SC Order on Criminalisation of Politics
- 14 Feb 2020
- 3 min read
Why in News
The Supreme Court (SC) has ordered political parties to publish the entire criminal history of their candidates for Assembly and Lok Sabha elections along with the reasons that forced them to field suspected criminals.
- The order was a reply to the contempt petition about the general disregard shown by political parties to a 2018 Constitution Bench judgment (Public Interest Foundation v. Union of India) to publish the criminal details of their candidates in their respective websites and print as well as electronic media for public awareness.
- The SC passed an order while exercising powers under Articles 129 and 142 of the Constitution which deals with the contempt power of the Supreme Court and enforcement of its decrees and orders.
Highlights of the Order
- It is mandatory for political parties (at the Central and State election level) to upload on their website detailed information regarding individuals with pending criminal cases.
- It shall also include the nature of their offences, charges framed against them, the court concerned, case number, etc.

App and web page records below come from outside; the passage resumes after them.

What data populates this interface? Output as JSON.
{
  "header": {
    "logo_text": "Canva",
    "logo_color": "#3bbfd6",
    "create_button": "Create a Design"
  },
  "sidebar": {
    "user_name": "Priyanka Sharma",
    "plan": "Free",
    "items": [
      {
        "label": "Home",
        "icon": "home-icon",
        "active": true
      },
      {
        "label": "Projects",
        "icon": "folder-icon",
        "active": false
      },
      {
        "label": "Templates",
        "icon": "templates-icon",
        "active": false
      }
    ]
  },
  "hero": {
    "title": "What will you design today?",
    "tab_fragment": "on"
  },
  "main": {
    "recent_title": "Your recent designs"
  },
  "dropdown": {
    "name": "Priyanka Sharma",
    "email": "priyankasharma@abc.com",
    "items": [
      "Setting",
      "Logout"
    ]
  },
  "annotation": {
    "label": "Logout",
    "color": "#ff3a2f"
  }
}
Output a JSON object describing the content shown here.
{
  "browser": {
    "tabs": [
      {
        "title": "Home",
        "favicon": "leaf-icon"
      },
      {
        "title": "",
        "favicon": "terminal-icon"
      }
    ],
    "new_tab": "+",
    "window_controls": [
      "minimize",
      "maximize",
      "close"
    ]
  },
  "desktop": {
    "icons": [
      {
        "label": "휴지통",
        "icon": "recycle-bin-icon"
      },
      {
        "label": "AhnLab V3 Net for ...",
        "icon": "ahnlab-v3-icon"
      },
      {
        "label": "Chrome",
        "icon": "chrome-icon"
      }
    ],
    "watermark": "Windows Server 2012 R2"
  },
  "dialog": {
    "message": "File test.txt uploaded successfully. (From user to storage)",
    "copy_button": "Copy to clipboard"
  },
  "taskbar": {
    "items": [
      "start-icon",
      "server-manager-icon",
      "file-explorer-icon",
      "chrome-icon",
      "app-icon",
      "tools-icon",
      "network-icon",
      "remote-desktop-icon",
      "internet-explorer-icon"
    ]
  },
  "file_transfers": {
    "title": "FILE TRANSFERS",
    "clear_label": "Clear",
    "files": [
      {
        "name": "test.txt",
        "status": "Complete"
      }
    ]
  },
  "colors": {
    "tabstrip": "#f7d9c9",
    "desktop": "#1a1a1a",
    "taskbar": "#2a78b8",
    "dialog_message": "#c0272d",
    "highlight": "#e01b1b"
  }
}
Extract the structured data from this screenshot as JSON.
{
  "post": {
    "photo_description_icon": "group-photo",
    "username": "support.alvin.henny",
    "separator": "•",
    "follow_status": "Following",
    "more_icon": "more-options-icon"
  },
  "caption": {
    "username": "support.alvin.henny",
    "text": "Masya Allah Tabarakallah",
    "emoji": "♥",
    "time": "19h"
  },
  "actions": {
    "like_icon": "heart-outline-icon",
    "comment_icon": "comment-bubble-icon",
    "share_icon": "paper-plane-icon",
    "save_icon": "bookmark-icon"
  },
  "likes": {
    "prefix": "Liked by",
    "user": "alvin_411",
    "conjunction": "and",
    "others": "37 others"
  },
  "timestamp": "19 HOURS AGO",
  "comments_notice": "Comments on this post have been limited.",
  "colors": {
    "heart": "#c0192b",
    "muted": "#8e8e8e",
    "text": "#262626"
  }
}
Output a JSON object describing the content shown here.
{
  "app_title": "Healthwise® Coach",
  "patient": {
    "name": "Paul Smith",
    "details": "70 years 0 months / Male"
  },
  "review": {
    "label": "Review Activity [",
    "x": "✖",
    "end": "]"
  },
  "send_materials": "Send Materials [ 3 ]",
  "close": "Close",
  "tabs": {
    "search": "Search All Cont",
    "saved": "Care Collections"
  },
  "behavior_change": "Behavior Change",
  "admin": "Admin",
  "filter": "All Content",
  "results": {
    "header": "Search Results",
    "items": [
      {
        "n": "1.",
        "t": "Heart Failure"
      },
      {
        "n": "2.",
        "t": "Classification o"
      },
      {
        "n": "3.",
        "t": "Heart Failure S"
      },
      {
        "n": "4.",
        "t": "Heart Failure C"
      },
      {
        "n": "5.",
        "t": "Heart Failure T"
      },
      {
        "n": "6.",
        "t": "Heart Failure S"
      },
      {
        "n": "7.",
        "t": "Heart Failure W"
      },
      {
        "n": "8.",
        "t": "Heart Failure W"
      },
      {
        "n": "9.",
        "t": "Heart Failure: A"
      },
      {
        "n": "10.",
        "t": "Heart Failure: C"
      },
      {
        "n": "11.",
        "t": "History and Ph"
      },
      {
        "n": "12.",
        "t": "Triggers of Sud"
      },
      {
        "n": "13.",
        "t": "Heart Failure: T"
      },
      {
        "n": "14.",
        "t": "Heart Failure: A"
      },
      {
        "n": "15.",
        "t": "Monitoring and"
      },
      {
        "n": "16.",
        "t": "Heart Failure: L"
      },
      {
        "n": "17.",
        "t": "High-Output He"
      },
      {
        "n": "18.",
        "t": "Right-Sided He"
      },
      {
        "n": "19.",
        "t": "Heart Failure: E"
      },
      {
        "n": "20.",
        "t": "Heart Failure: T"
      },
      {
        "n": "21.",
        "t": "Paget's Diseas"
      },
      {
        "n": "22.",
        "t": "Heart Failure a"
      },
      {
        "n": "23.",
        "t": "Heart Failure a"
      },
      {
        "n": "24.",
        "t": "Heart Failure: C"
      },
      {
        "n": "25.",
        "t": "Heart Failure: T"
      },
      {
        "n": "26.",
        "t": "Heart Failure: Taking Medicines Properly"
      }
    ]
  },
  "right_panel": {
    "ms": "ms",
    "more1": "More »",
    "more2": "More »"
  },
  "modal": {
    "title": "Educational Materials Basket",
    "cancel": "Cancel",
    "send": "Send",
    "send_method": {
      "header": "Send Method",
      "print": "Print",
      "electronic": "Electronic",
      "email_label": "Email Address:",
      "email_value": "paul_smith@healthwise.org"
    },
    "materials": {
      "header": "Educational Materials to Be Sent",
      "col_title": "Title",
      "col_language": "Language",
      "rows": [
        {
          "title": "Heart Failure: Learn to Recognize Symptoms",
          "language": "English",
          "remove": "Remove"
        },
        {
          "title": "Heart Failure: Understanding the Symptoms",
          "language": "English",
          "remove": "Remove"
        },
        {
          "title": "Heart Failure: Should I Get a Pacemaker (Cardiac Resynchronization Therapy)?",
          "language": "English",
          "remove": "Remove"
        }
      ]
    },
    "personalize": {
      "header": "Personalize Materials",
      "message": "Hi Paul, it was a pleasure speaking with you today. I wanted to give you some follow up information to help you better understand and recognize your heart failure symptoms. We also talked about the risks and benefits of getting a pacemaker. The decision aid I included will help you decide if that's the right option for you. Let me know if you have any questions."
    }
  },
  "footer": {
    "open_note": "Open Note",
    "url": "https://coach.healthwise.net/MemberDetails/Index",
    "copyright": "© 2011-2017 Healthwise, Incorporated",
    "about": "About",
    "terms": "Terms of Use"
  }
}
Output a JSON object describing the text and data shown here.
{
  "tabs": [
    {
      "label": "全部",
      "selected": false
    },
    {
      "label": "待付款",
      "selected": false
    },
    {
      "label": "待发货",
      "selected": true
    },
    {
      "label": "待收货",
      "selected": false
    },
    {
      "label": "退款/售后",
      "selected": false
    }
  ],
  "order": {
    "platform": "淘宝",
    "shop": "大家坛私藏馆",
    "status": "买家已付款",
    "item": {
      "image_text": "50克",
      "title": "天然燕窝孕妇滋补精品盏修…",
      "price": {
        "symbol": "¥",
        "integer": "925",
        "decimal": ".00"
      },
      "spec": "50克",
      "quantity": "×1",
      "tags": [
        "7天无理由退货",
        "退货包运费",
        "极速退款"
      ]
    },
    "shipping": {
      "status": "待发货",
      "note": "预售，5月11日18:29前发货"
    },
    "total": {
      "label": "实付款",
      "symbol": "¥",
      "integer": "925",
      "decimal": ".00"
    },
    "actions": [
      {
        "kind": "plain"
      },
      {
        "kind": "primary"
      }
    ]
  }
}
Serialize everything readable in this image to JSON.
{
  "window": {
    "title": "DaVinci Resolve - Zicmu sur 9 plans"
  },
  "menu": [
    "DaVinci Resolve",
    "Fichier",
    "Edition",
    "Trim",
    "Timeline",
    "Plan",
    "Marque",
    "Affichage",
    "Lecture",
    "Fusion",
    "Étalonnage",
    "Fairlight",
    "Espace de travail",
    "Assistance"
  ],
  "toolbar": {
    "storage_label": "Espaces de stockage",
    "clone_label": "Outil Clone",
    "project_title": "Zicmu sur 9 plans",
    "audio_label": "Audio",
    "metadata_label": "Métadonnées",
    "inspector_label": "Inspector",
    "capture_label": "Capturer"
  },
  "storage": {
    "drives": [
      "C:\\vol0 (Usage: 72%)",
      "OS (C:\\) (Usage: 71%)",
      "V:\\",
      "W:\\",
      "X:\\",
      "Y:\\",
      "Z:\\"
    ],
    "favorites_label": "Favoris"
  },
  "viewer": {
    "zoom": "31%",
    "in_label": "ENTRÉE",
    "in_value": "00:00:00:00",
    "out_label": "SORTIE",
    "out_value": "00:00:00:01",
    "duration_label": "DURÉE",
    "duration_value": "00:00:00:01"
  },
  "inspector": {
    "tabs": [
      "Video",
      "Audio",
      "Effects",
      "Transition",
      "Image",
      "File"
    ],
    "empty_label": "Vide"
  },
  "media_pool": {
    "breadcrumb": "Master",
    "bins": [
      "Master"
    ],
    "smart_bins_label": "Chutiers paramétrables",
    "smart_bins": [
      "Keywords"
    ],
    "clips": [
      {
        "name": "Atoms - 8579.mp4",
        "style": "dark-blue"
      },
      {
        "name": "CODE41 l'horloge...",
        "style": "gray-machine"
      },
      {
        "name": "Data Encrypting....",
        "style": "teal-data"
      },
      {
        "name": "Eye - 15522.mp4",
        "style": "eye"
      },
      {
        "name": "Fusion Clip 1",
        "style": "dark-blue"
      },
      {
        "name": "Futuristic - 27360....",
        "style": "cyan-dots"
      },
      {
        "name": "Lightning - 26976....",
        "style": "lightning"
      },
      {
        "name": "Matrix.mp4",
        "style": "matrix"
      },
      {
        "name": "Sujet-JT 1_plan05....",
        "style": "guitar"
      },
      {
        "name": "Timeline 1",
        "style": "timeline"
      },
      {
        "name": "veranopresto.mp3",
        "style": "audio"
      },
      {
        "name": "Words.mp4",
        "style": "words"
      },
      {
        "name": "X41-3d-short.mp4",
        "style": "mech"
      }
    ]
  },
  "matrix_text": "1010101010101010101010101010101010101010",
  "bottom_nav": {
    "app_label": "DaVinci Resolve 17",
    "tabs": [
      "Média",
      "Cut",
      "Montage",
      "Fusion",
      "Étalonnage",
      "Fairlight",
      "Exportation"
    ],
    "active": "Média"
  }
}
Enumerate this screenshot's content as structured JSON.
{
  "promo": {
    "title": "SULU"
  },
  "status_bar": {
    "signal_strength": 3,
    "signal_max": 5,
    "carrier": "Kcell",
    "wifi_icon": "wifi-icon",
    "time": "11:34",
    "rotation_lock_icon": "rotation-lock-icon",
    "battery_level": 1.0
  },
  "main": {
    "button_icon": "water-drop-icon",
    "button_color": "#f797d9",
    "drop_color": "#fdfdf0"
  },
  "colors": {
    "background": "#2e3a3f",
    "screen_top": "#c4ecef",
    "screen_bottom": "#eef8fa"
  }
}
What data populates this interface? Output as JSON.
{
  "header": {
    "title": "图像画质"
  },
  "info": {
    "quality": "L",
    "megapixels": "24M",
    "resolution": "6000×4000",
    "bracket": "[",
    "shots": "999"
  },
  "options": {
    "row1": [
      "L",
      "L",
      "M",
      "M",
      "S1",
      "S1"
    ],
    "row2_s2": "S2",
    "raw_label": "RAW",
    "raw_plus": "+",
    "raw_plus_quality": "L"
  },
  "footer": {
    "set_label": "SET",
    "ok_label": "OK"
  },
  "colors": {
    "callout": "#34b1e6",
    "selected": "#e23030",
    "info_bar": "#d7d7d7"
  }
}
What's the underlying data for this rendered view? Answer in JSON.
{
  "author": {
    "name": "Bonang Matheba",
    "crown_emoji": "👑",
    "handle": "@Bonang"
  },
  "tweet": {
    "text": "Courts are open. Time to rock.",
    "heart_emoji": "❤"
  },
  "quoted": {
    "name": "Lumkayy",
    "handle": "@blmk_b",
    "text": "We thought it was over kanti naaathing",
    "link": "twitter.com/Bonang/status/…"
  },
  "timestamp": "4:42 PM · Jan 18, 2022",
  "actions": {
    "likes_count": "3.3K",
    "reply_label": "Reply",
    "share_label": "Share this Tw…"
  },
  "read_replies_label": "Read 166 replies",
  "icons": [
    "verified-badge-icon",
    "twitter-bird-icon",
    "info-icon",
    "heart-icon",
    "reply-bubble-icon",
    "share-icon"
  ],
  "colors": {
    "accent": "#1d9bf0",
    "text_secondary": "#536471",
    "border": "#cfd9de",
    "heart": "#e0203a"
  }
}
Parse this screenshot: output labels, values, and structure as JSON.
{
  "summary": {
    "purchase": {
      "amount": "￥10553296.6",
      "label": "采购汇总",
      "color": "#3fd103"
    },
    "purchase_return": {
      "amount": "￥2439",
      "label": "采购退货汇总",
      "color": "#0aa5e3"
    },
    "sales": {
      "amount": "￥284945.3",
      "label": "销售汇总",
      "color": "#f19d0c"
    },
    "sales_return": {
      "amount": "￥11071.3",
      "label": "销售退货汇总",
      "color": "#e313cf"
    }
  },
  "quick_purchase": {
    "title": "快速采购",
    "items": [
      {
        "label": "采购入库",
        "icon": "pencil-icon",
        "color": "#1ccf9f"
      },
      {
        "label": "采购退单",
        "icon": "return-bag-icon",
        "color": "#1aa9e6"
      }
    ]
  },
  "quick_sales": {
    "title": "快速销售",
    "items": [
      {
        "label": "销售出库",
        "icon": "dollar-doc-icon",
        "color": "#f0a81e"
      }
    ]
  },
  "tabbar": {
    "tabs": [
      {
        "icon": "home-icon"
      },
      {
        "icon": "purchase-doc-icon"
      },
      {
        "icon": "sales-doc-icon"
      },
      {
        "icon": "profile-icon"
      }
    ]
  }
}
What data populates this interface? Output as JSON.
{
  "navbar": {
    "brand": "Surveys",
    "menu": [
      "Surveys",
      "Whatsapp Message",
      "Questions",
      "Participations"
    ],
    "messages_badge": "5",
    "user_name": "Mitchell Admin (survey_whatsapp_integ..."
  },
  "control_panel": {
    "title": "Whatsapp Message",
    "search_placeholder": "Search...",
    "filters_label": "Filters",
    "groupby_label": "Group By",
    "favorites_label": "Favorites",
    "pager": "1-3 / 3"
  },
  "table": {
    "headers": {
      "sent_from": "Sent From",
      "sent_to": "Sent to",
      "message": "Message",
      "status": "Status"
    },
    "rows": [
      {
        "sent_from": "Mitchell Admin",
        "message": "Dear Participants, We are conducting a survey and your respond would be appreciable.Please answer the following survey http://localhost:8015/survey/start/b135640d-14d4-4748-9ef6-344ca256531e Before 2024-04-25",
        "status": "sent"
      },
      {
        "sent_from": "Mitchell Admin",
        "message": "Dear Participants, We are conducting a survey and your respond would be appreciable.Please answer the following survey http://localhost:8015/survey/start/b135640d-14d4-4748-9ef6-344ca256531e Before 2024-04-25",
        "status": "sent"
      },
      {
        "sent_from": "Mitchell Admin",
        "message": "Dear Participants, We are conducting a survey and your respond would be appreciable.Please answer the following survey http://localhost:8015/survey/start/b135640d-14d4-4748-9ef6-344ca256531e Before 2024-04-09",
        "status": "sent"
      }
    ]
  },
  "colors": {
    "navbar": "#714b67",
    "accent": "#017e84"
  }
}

- Additionally, the political parties need to offer an explanation as to why candidates with pending criminal cases are selected as candidates in the first place.
- Thus the candidate’s ‘mere winnability at the polls’ shall not be the sole reason for handing over a ticket to the candidate to contest elections.
- The above information needs to be published in a local as well as a national newspaper as well as the parties’ social media handles.
- The information mandatorily to be published either within 48 hours of the selection of candidates or less than two weeks before the first date for filing of nominations, whichever is earlier.
- The political parties need to submit compliance reports with the Election Commission of India within 72 hours.
- If a political party fails to submit then the Election Commission shall bring such non-compliance by the political party concerned to the notice of the Supreme Court as being in contempt of this Court’s orders/directions.
Significance of the Order
- Over the last four general elections, there has been an alarming increase in the incidence of criminals in politics. The increasing criminalisation of politics threatens the law-making process and thus lawmakers should be above any kind of serious criminal allegation.
- In 2004, 24% of the Members of Parliament (MPs) had criminal cases pending against them. This number has increased to 43% of MPs in 2019.
- The direction of SC to legislate parliamentary legislation to curb criminalisation of politics may help to deliver constitutional governance.